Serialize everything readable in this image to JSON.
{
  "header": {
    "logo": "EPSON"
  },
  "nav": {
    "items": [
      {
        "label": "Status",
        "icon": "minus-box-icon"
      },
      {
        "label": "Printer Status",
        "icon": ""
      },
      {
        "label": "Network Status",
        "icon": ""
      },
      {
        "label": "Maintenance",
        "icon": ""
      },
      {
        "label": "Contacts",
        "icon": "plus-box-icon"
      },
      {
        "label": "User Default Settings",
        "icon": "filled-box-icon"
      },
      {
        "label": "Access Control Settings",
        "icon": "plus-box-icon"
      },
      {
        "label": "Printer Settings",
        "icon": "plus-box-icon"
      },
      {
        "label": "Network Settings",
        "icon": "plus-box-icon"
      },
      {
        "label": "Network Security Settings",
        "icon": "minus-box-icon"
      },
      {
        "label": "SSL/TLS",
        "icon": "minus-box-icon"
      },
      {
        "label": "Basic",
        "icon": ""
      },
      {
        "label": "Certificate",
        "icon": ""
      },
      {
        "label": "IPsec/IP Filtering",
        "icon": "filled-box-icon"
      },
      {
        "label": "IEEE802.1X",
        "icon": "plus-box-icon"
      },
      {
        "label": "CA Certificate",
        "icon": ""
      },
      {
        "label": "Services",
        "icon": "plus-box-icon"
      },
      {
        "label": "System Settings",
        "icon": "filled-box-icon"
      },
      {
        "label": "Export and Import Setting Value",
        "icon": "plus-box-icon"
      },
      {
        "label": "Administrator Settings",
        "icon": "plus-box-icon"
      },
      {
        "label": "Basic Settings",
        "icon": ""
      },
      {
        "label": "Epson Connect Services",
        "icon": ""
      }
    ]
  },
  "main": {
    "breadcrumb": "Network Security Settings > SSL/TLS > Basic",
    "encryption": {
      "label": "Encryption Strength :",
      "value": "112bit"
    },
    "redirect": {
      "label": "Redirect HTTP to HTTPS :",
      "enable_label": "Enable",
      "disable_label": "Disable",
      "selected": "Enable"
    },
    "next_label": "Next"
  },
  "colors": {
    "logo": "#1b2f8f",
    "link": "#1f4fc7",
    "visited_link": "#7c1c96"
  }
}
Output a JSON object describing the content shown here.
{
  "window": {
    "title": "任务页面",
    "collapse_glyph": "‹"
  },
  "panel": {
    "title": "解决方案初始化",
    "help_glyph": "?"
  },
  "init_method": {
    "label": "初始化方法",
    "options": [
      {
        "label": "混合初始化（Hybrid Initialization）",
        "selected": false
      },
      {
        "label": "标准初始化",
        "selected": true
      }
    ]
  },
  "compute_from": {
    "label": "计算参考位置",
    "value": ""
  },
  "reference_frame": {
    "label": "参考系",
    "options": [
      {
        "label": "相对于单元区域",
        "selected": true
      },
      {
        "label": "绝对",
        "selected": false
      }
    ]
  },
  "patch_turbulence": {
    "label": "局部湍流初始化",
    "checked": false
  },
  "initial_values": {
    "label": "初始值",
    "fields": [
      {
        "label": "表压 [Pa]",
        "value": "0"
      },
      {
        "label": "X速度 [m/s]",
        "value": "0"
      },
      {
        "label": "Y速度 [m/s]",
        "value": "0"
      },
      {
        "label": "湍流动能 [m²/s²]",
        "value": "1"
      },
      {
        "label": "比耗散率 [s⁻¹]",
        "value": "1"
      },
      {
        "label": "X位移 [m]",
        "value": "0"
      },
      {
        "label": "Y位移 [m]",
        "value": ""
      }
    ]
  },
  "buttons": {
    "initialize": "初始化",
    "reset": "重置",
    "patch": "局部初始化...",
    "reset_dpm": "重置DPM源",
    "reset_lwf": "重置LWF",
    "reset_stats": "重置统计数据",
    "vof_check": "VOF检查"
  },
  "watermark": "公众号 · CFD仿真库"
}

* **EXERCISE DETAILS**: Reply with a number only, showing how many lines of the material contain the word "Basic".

* **EXERCISE RESPONSE**: 3